Regardless, he didn’t let his problems get him down and at age 6, Ingvar started selling single matches to his neighbors. Soon after, he asked his aunt in Stockholm to send him matches from the wholesale market. Ingvar then split the box into smaller packages and resold them at a greater profit. Seeking his father’s support, the young entrepreneur soon reached an entirely new level.
By the age of 10, Ingvar would cross the neighborhood on his bicycle, selling fish, and pencils. At 14, he sold belts, watches and wallets stocked under his bed at his boarding school. In 1943, when he was 17 years old, his father helped him to register his company. He named it after himself Ingvar Kamprad, plus the initials from the farm and village he grew up in.
Expanding his line of furniture, Ingvar soon had trouble dealing with the product codes.To help him overcome his weakness, he created a system where he, instead of numbers, gave names to each object: Tables were named after places, garden chairs after islands. Now, Ingvar was able to remember and visualize each product. By making shopping memorable, Ikea became the world’s largest furniture company and Ingvar Kamprad one of the richest men in the world.
But not all children are as lucky as our protagonist and some need our support.
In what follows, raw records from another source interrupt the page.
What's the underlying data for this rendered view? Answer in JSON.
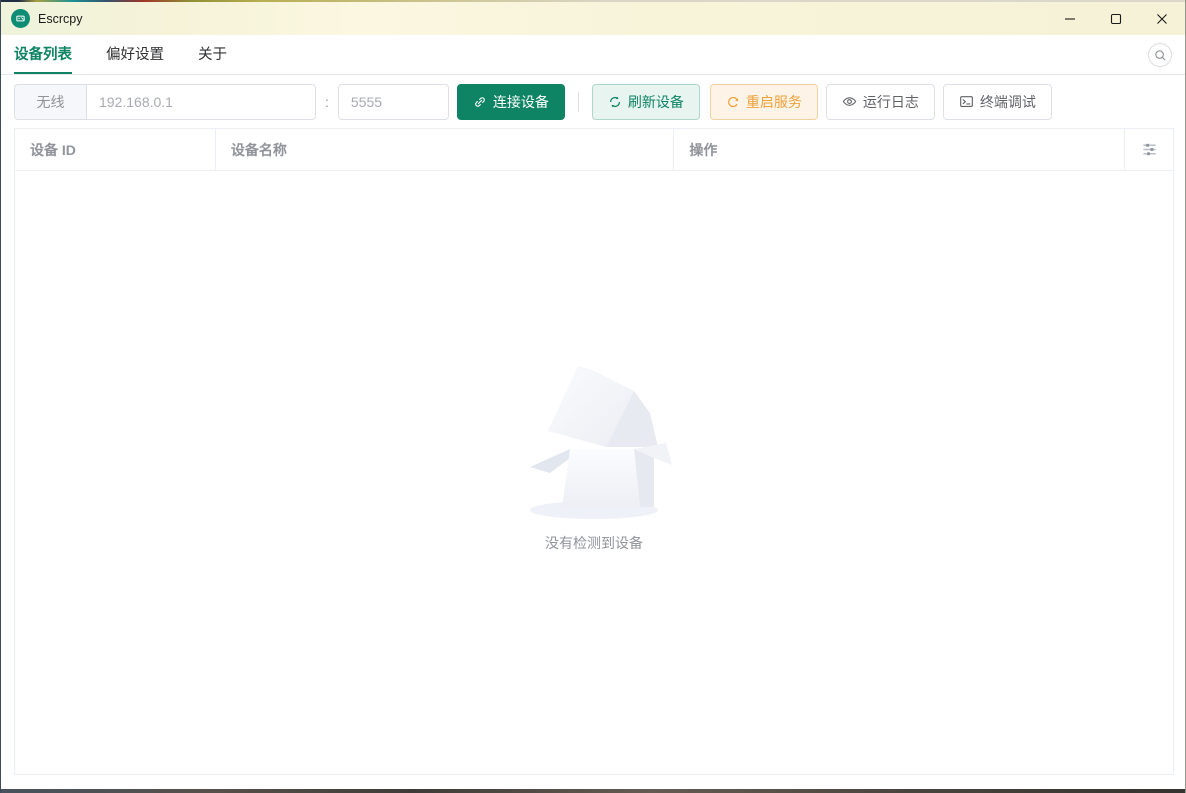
{
  "window": {
    "title": "Escrcpy"
  },
  "tabs": [
    {
      "label": "设备列表",
      "active": true
    },
    {
      "label": "偏好设置",
      "active": false
    },
    {
      "label": "关于",
      "active": false
    }
  ],
  "toolbar": {
    "wireless_label": "无线",
    "ip_value": "192.168.0.1",
    "separator": ":",
    "port_value": "5555",
    "connect_label": "连接设备",
    "refresh_label": "刷新设备",
    "restart_label": "重启服务",
    "logs_label": "运行日志",
    "terminal_label": "终端调试"
  },
  "table": {
    "columns": [
      {
        "label": "设备 ID"
      },
      {
        "label": "设备名称"
      },
      {
        "label": "操作"
      }
    ],
    "rows": [],
    "empty_text": "没有检测到设备"
  },
  "icons": {
    "app": "escrcpy-logo",
    "search": "search-icon",
    "connect": "link-icon",
    "refresh": "refresh-icon",
    "restart": "refresh-right-icon",
    "logs": "eye-icon",
    "terminal": "terminal-icon",
    "header_settings": "sliders-icon"
  },
  "colors": {
    "primary": "#0e8465",
    "success_plain_bg": "#e8f4ef",
    "warning": "#eda23c",
    "warning_plain_bg": "#fdf3e6",
    "header_text": "#909399",
    "border": "#dcdfe6",
    "table_border": "#ebeef5",
    "titlebar_bg": "#f8f4da"
  }
}
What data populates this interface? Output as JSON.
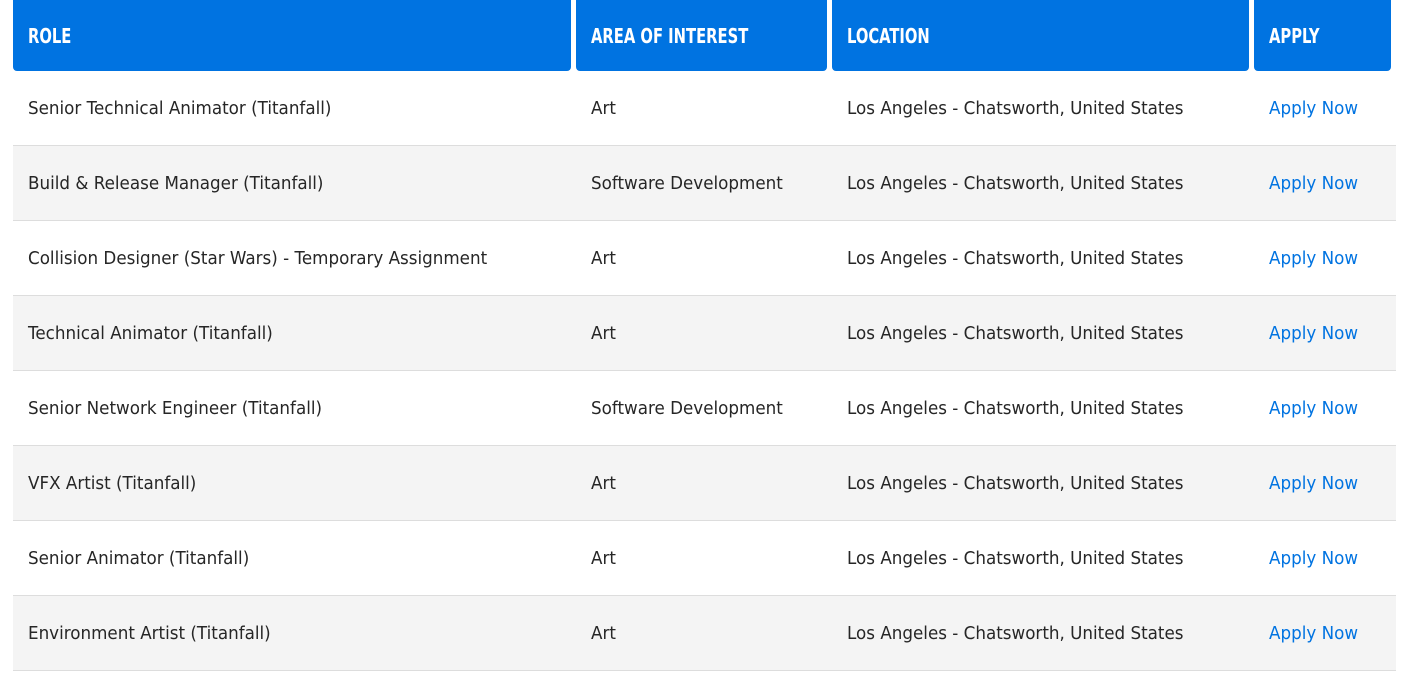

To help children with dyslexia we can strengthen their speech perception, which children begin to form at about six months old, when they start to pay attention to the sounds of spoken language. This usually happens as they focus on the movements of their parents’ lips to link visuals with auditory input. Lip reading is important because our mind usually prioritizes what we see over what we hear.
Children who are raised with little to no exposure to one-on-one conversations, can have problems connecting auditory inputs with lip and tongue movements. Some may not even realize that it takes a completely different mouth, tongue and lip movement to produce letters as similar as B and D. They lack what’s called phonological awareness. And if they are also dyslexic, they have it especially hard.
Practicing phonological awareness can help children train their minds to understand their own mouth movements, sounds and word structures. Hence, professional therapists often focus first on the basics, such as speaking and listening. Only later do they move on to the more complex forms of communication such as reading and writing.
By the way, in Finland, children learn reading at age 6 or 7, and only 4% are diagnosed with dyslexia. Kids in the UK start school at age 4, but the National Health Service estimates 10% to be dyslexic. Later, Finish students rank top, as the world’s most literate people, while British pupils rank somewhere in the middle.
what do you think?
What are your thoughts about and experiences with dyslexia? Did your teachers punish kids for making spelling mistakes or did they try to help them? Share your thoughts in the comments below. To experience phonological awareness yourself, do the famous McGurk Effect experiment. It demonstrates how our visual perception beats our auditory one, and shows the importance of one-on-one conversations. Links are in the descriptions.
- Dyslexia – Wikipedia
- Phonological awareness – Wikipedia
- What is dyslexia? – understood.org
- What is phonological awareness? – understood.org
- Bowers, J. S. (2020, January 8). Reconsidering the evidence that systematic phonics is more effective than alternative methods of reading instruction – educational psychology review. SpringerLink. Retrieved March 15, 2022, from https://link.springer.com/article/10.1007/s10648-019-09515-y
- McGurk effect – Wikipedia
- Sources Literacy Rates and Dyslexia – Wikipedia
- Influence of increased letter spacing and font type on the reading ability of dyslexic children – pubmed.ncbi.nlm.nih.gov
- Watch the McGurk Effect – youtube.com/brainrulesbook
- Understand dyslexia through your child’s eyes interactively – understood.org
To experience the relationship between what you see and what you hear, have students watch the video of the McGurk Effect. Once they have seen it, ask them to sound out the letters B, C, D, and write down what happens inside their mouth. Are they all aware of the subtle differences?